Grounds for Denial of Chapter 7 Discharge
In Chapter 7 cases, the debtor does not have an absolute right to a discharge. In order to receive a discharge, debtors must abide by the provisions of the Bankruptcy Code. Section 727(a) of the Bankruptcy Code outlines a list of reasons why the court may deny a Chapter 7 discharge -- all of these have to do with the debtor's obligation to comply with certain rules or bankruptcy procedures. If the debtor fails to follow certain rules or provide information, a creditor, the bankruptcy trustee, or the U.S. trustee may object to the entire Chapter 7 discharge. If the court agrees and denies the Chapter 7 discharge, it is possible that none of your debts will be discharged, even those that are otherwise dischargeable.
The court may deny a Chapter 7 discharge if you:
- do not provide requested tax documents
- don't complete a course on personal financial management
- transfer or hide property in order to defraud or hinder your creditors
- destroy or hide books or records
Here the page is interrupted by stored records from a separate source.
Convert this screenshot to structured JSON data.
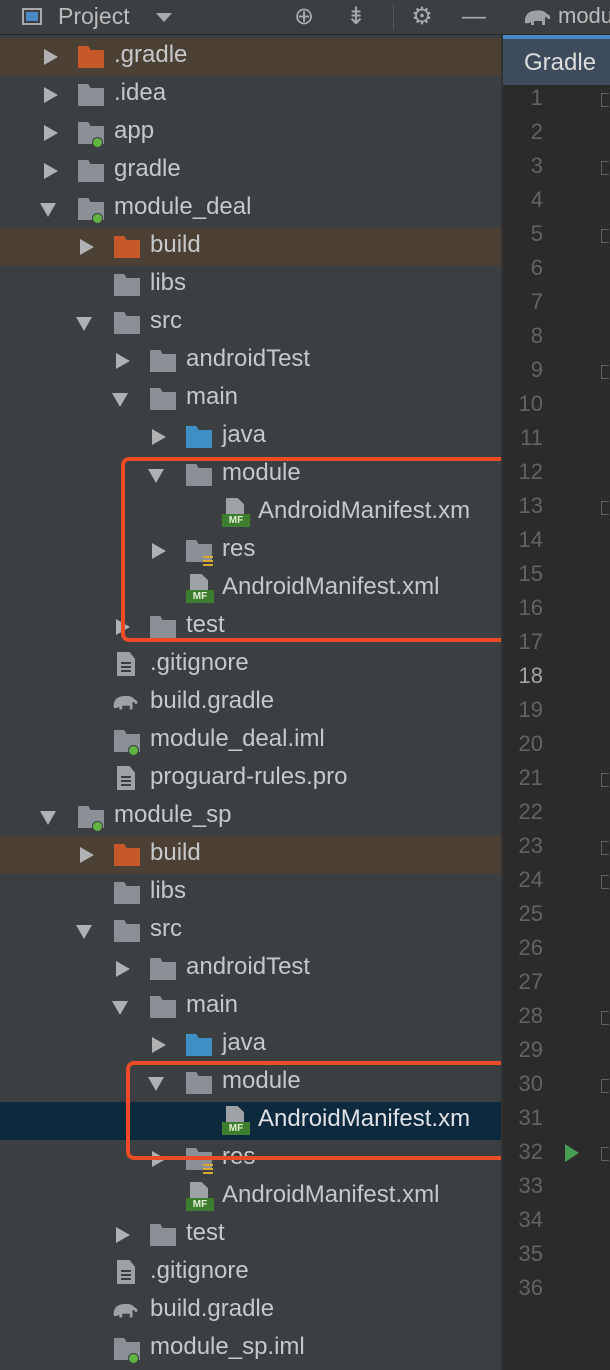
{
  "toolbar": {
    "title": "Project",
    "icons": [
      "view-icon",
      "caret-down-icon",
      "locate-icon",
      "collapse-all-icon",
      "gear-icon",
      "hide-icon"
    ]
  },
  "tree": [
    {
      "label": ".gradle",
      "depth": 0,
      "arrow": "right",
      "icon": "folder-orange",
      "highlight": "top"
    },
    {
      "label": ".idea",
      "depth": 0,
      "arrow": "right",
      "icon": "folder"
    },
    {
      "label": "app",
      "depth": 0,
      "arrow": "right",
      "icon": "module-folder"
    },
    {
      "label": "gradle",
      "depth": 0,
      "arrow": "right",
      "icon": "folder"
    },
    {
      "label": "module_deal",
      "depth": 0,
      "arrow": "down",
      "icon": "module-folder"
    },
    {
      "label": "build",
      "depth": 1,
      "arrow": "right",
      "icon": "folder-orange",
      "highlight": "build"
    },
    {
      "label": "libs",
      "depth": 1,
      "arrow": "none",
      "icon": "folder"
    },
    {
      "label": "src",
      "depth": 1,
      "arrow": "down",
      "icon": "folder"
    },
    {
      "label": "androidTest",
      "depth": 2,
      "arrow": "right",
      "icon": "folder"
    },
    {
      "label": "main",
      "depth": 2,
      "arrow": "down",
      "icon": "folder"
    },
    {
      "label": "java",
      "depth": 3,
      "arrow": "right",
      "icon": "folder-blue"
    },
    {
      "label": "module",
      "depth": 3,
      "arrow": "down",
      "icon": "folder"
    },
    {
      "label": "AndroidManifest.xm",
      "depth": 4,
      "arrow": "none",
      "icon": "manifest"
    },
    {
      "label": "res",
      "depth": 3,
      "arrow": "right",
      "icon": "res-folder"
    },
    {
      "label": "AndroidManifest.xml",
      "depth": 3,
      "arrow": "none",
      "icon": "manifest"
    },
    {
      "label": "test",
      "depth": 2,
      "arrow": "right",
      "icon": "folder"
    },
    {
      "label": ".gitignore",
      "depth": 1,
      "arrow": "none",
      "icon": "text-file"
    },
    {
      "label": "build.gradle",
      "depth": 1,
      "arrow": "none",
      "icon": "gradle-elephant"
    },
    {
      "label": "module_deal.iml",
      "depth": 1,
      "arrow": "none",
      "icon": "module-folder"
    },
    {
      "label": "proguard-rules.pro",
      "depth": 1,
      "arrow": "none",
      "icon": "text-file"
    },
    {
      "label": "module_sp",
      "depth": 0,
      "arrow": "down",
      "icon": "module-folder"
    },
    {
      "label": "build",
      "depth": 1,
      "arrow": "right",
      "icon": "folder-orange",
      "highlight": "build"
    },
    {
      "label": "libs",
      "depth": 1,
      "arrow": "none",
      "icon": "folder"
    },
    {
      "label": "src",
      "depth": 1,
      "arrow": "down",
      "icon": "folder"
    },
    {
      "label": "androidTest",
      "depth": 2,
      "arrow": "right",
      "icon": "folder"
    },
    {
      "label": "main",
      "depth": 2,
      "arrow": "down",
      "icon": "folder"
    },
    {
      "label": "java",
      "depth": 3,
      "arrow": "right",
      "icon": "folder-blue"
    },
    {
      "label": "module",
      "depth": 3,
      "arrow": "down",
      "icon": "folder"
    },
    {
      "label": "AndroidManifest.xm",
      "depth": 4,
      "arrow": "none",
      "icon": "manifest",
      "selected": true
    },
    {
      "label": "res",
      "depth": 3,
      "arrow": "right",
      "icon": "res-folder"
    },
    {
      "label": "AndroidManifest.xml",
      "depth": 3,
      "arrow": "none",
      "icon": "manifest"
    },
    {
      "label": "test",
      "depth": 2,
      "arrow": "right",
      "icon": "folder"
    },
    {
      "label": ".gitignore",
      "depth": 1,
      "arrow": "none",
      "icon": "text-file"
    },
    {
      "label": "build.gradle",
      "depth": 1,
      "arrow": "none",
      "icon": "gradle-elephant"
    },
    {
      "label": "module_sp.iml",
      "depth": 1,
      "arrow": "none",
      "icon": "module-folder"
    }
  ],
  "editor": {
    "tab_label": "modu",
    "panel_label": "Gradle",
    "line_numbers": [
      "1",
      "2",
      "3",
      "4",
      "5",
      "6",
      "7",
      "8",
      "9",
      "10",
      "11",
      "12",
      "13",
      "14",
      "15",
      "16",
      "17",
      "18",
      "19",
      "20",
      "21",
      "22",
      "23",
      "24",
      "25",
      "26",
      "27",
      "28",
      "29",
      "30",
      "31",
      "32",
      "33",
      "34",
      "35",
      "36"
    ],
    "current_line": "18",
    "run_marker_line": "32"
  },
  "colors": {
    "panel_bg": "#3c3f41",
    "editor_bg": "#2b2b2b",
    "selection": "#0d293e",
    "highlight_box": "#ec4b25",
    "manifest_green": "#3d7d2f"
  }
}
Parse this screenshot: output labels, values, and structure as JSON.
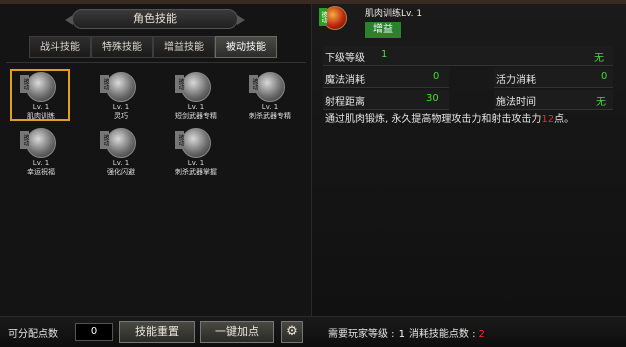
{
  "window": {
    "title": "角色技能"
  },
  "tabs": [
    {
      "label": "战斗技能",
      "active": false
    },
    {
      "label": "特殊技能",
      "active": false
    },
    {
      "label": "增益技能",
      "active": false
    },
    {
      "label": "被动技能",
      "active": true
    }
  ],
  "badge_text": "被动",
  "skills": [
    {
      "level": "Lv. 1",
      "name": "肌肉训练",
      "icon": "fist-icon",
      "selected": true
    },
    {
      "level": "Lv. 1",
      "name": "灵巧",
      "icon": "glove-icon",
      "selected": false
    },
    {
      "level": "Lv. 1",
      "name": "短剑武器专精",
      "icon": "dagger-icon",
      "selected": false
    },
    {
      "level": "Lv. 1",
      "name": "刺杀武器专精",
      "icon": "claw-icon",
      "selected": false
    },
    {
      "level": "Lv. 1",
      "name": "幸运祝福",
      "icon": "blessing-icon",
      "selected": false
    },
    {
      "level": "Lv. 1",
      "name": "强化闪避",
      "icon": "dodge-icon",
      "selected": false
    },
    {
      "level": "Lv. 1",
      "name": "刺杀武器掌握",
      "icon": "mastery-icon",
      "selected": false
    }
  ],
  "detail": {
    "badge": "被动",
    "name": "肌肉训练Lv. 1",
    "tag": "增益",
    "next_level_label": "下级等级",
    "next_level_value": "1",
    "next_level_right": "无",
    "mana_label": "魔法消耗",
    "mana_value": "0",
    "vigor_label": "活力消耗",
    "vigor_value": "0",
    "range_label": "射程距离",
    "range_value": "30",
    "cast_label": "施法时间",
    "cast_value": "无",
    "desc_main": "通过肌肉锻炼, 永久提高物理攻击力和射击攻击力",
    "desc_num": "12",
    "desc_tail": "点。"
  },
  "footer": {
    "points_label": "可分配点数",
    "points_value": "0",
    "reset_label": "技能重置",
    "one_click_label": "一键加点",
    "gear_icon": "gear-icon",
    "req_label": "需要玩家等级 :",
    "req_value": "1",
    "cost_label": "消耗技能点数 :",
    "cost_value": "2"
  },
  "colors": {
    "green": "#4bd840",
    "red": "#e03030",
    "select_gold": "#e0a020",
    "tag_green": "#2f7f2f"
  }
}
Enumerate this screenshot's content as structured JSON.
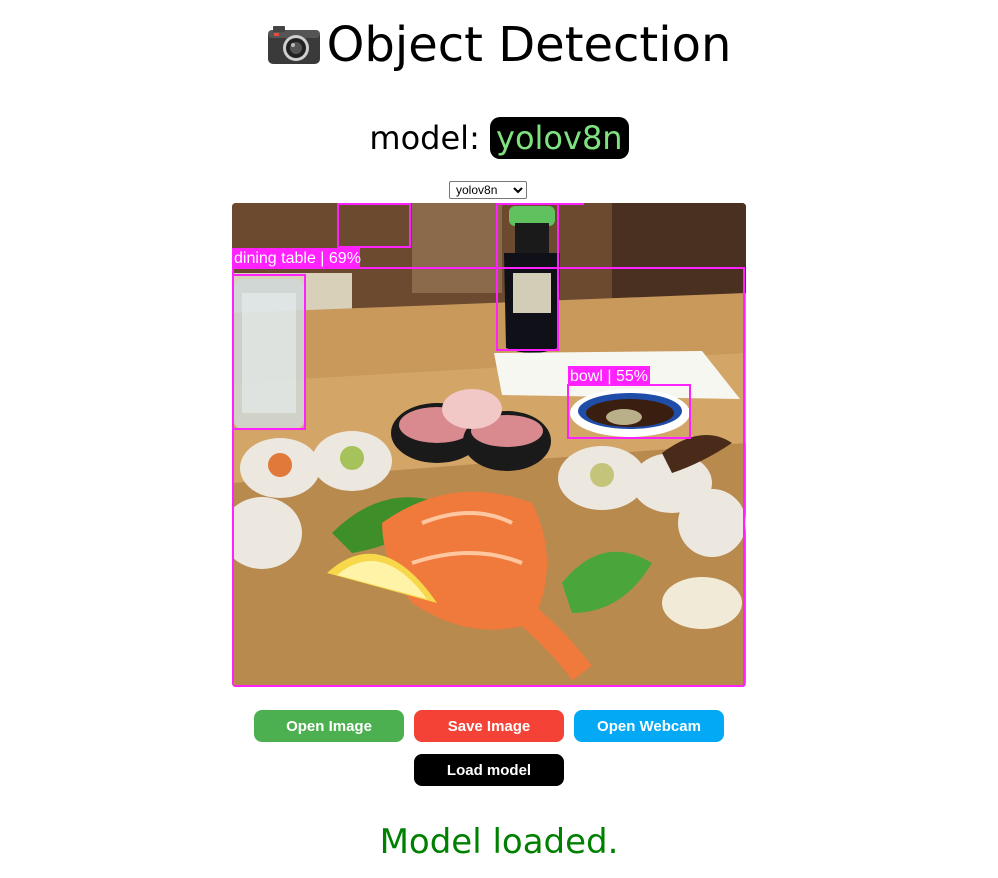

- commit perjury or other fraudulent acts in connection with your bankruptcy case
- cannot account for lost assets
- violate a court order, or
- previously filed a bankruptcy case and were granted a discharge, within certain time frames, depending on the type of bankruptcy filed.
Debts That Are Always Nondischargeable
Some types of debts are deemed nondischargeable if they fall within one of a list of prescribed categories. Debts falling in one of these categories do not require a court hearing to determine dischargeability status.
Unless the debtor can demonstrate extraordinary circumstances to override public policy, the following debts are deemed automatically nondischargeable:
- unscheduled debts (any debts the debtor fails to list on the bankruptcy petition or include on the mailing list), unless the creditor had actual notice or knowledge of the bankruptcy filing. Also, many jurisdictions allow discharge of otherwise dischargeable debts not listed in the petition due to an innocent mistake when there are no assets to distribute.
- certain taxes (for details, see Tax Debts in Bankruptcy)
- debts for spousal or child support or alimony
- debts owed to a former spouse or child if they arose out of a divorce or separation
- debts to government agencies for fines and penalties
- student loans (with a few rare exceptions)
- debts for personal injury caused by the debtor’s operation of a motor vehicle while intoxicated
- debts owed to certain tax-advantaged retirement plans
- debts for certain condominium or cooperative housing fees (such as homeowners association fees)
- attorney fees in child custody and support cases, and
- court fines and penalties, including criminal restitution.
Debts Not Dischargeable If a Creditor Successfully Objects
There are other types of debts not deemed automatically excepted from discharge. For these debts, creditors must ask the court to determine if they are dischargeable or not. The court will ordinarily require motions to be filed and hold a hearing when making its decision. If the creditor does not raise the issue of dischargeability or the creditor raises the issue but the court does not agree, these debts will be discharged.
These types of debts include:
- credit card purchases for luxury goods owed to a single creditor and aggregating to more than $675 (as of April 2016) and incurred within 90 days of filing for bankruptcy (the creditor must present the facts to the court, if you prove that you intended to pay the charges back or that the goods aren't "luxury" items then the debt will be discharged)
- cash advances aggregating to more than $950 (as of April 2016) obtained by a debtor within 70 days of filing for bankruptcy (again, if you can prove that you intended to pay this money back, then the debt will be discharged)
- debts obtained by fraud or false pretenses, and
- debts incurred as a result of willful and malicious injury to another or to the property of another.
If you're considering bankruptcy as an option for dealing with debt, you'll want to learn more about how it works, what it can (and cannot) do, how the process works and who is eligible. Check out Nolo's Bankruptcy Center for lots of free legal information.